Family and friends are remembering Laurence Philippsen.
The body of the 65-year-old hiker was found on the south side of Mount Laing, nearly two months after he set out alone for a 40-kilometre trek through the mountains at Strathcona Provincial Park.
An experienced and skilled hiker, Philippsen left on the solo expedition June 29th. After he failed to return when expected on July 2nd, search teams from across the province, along with Philippsen’s hiking companions and the RCMP went looking for him.
They were unsuccessful, and wondered for weeks what had happened to him.
His friend, Lindsay Elms, said a hiking acquaintance came across Philippsen’s body while on a day trip earlier this month.

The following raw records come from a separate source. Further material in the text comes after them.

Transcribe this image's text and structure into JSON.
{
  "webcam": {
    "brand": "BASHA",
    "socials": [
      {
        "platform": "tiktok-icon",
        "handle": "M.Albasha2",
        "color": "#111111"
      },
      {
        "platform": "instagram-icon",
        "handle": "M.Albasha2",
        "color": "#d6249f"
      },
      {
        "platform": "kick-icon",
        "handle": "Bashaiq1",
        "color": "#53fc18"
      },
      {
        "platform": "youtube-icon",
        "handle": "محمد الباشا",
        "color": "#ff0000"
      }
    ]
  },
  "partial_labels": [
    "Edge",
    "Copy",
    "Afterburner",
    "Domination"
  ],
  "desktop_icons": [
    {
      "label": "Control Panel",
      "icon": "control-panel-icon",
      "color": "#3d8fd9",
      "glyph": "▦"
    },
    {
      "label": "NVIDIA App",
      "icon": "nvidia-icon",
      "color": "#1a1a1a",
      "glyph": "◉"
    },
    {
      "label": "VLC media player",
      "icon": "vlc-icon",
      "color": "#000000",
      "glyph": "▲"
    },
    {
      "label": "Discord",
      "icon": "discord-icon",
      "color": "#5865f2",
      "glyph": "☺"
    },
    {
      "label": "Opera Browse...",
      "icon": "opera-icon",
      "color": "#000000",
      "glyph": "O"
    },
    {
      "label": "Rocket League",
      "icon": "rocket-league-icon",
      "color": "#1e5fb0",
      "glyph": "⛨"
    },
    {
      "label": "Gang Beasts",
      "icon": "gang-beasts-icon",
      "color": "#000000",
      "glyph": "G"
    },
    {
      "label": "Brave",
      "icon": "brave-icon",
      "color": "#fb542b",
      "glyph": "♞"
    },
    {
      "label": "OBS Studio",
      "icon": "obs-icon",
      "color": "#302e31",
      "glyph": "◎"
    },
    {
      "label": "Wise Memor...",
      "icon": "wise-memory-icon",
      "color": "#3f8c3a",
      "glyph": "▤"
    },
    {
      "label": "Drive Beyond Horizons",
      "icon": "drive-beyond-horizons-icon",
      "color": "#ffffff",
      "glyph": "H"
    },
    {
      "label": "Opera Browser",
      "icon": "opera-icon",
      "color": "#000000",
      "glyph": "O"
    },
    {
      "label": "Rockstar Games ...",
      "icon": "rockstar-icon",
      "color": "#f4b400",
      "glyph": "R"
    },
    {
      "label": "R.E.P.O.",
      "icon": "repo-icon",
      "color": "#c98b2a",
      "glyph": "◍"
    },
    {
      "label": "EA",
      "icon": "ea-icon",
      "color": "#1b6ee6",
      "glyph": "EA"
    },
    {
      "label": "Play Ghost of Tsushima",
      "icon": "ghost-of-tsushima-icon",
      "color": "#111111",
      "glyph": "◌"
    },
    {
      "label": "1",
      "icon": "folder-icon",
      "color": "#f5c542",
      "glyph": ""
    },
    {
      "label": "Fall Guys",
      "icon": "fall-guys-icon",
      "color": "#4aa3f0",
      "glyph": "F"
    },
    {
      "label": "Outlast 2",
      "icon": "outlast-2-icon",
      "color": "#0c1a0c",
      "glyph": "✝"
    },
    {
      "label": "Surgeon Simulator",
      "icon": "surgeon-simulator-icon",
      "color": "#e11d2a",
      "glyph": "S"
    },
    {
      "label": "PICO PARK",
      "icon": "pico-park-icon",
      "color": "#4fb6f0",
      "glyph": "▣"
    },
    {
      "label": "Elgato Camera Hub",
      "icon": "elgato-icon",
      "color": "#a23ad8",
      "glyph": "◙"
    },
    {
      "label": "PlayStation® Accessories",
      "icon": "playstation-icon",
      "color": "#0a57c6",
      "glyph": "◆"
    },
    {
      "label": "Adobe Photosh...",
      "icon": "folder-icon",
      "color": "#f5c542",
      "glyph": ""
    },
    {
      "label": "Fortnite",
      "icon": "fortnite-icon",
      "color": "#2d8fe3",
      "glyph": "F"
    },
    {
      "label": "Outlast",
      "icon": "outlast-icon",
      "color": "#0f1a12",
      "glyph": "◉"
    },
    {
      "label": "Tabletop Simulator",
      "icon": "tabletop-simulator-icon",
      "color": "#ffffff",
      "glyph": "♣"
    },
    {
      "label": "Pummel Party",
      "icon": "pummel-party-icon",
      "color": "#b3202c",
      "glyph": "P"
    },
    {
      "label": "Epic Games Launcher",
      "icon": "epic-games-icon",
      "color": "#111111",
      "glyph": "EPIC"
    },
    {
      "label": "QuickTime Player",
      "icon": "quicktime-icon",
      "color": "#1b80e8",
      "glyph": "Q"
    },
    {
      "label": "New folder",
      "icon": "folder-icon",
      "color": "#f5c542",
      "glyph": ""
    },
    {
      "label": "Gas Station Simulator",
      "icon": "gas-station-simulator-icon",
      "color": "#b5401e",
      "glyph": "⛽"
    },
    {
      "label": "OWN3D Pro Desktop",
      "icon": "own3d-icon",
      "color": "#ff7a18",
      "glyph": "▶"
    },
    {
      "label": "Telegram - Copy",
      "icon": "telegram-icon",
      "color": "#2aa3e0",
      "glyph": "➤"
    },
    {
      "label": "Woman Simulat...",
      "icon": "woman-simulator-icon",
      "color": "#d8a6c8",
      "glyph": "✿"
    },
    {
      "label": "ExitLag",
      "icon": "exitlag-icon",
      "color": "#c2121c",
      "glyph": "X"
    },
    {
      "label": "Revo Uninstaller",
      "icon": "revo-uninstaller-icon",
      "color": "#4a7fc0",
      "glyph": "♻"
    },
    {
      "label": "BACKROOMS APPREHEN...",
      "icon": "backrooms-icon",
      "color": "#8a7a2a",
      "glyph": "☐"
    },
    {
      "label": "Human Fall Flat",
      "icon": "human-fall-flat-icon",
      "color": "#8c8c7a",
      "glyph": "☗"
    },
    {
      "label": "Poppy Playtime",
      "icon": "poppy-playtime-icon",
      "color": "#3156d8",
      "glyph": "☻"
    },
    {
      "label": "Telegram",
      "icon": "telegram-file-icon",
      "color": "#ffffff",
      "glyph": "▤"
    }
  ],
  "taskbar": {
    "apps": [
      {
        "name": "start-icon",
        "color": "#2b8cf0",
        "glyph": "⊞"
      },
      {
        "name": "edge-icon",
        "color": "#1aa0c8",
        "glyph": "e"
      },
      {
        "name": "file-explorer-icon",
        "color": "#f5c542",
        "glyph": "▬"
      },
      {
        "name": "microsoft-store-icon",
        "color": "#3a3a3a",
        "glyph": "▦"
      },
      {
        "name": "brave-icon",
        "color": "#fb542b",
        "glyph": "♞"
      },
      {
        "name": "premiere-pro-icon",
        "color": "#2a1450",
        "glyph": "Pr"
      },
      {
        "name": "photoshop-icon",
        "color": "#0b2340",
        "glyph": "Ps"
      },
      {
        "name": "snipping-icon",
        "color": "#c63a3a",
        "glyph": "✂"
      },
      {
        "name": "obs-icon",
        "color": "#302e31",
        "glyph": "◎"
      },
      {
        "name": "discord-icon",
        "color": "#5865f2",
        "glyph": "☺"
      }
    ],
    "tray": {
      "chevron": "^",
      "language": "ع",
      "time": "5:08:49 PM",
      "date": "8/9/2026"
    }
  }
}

Andy Watson from the BC Coroners Service has not confirmed the body of that of Laurence Philippson, but confirmed that they’re investigating a death from the Strathcona Park area near Mount Laing from earlier this month.
“Our fact-finding investigation to determine cause of death is in its early stages,” Watson said.
Elms said there were no trails where Philippsen’s body was found.
“This is a wilderness area, not a frequently visited area where he was going. The friend found him in the location, and then we superimposed on Google Earth our tracks from the search and we realized that during our search we were probably just metres away from where he was lying, and we couldn’t see him.”
Elms said the discovery of his friend brings closure to those who knew and loved him.
“It’s a relief. When there’s no sign, no nothing out there,… and Laurence was a very safe climber. I want to climb with people who are safe and skilled, and Laurence was that person. We’ve done a lot of climbs together. For him to go missing and not be found, it was hard to comprehend.”
He added that if Philippsen got to the alpine where there is good cellphone coverage, he would have likely texted home.
“When I heard that he was missing I knew straight away that he hadn’t reached the alpine. Something had happened on that first day, more than likely in the forest, before reaching the ridge, and usually the forest is relatively safe terrain. But obviously there was some sort of bluff in the way that he was scrambling up and something happened and he fell.”
Elms remembers his friend as a very adventurous soul.
“I went out with him because he loved the adventure and was wanting to explore remote, obscure places on the island. We did a lot of climbs of peaks that there were no reports of anyone having been there before. He just loved being out there, loved being in the woods. He had the natural ability to find his way through the bush. He was just a great guy to be with in the mountains.”
Elms climbed regularly with Philippsen over the past five years so when his friend went missing, he got a call from search and rescue to help look for him.
“I knew the terrain that he was in, intimately, from travelling through it many times myself and they’re asking me if I had any idea of places he might have gone, or might be,” Elms said. “The next day I went in with them and searched through some of those areas without any success.”
Four days into the initial search, there were “no clues, no signs of him, nothing,” Elms said.
“That’s when they called the (initial) search off.”
Elms said he and others came up with a couple of areas that hadn’t been searched, which helped reopen the investigation.
“In the meantime we started organizing our own private search,” Elms said. “I put a message out through the mountaineering Facebook pages and then there were 45 of us volunteers from the climbing community, we organized our own search.”
After a second search was called off, Elms said a lot of people were wanting to look for Philippsen on their own.
“I know of three groups that contacted me, that went in there, did their climbing objective, and never across Laurence.”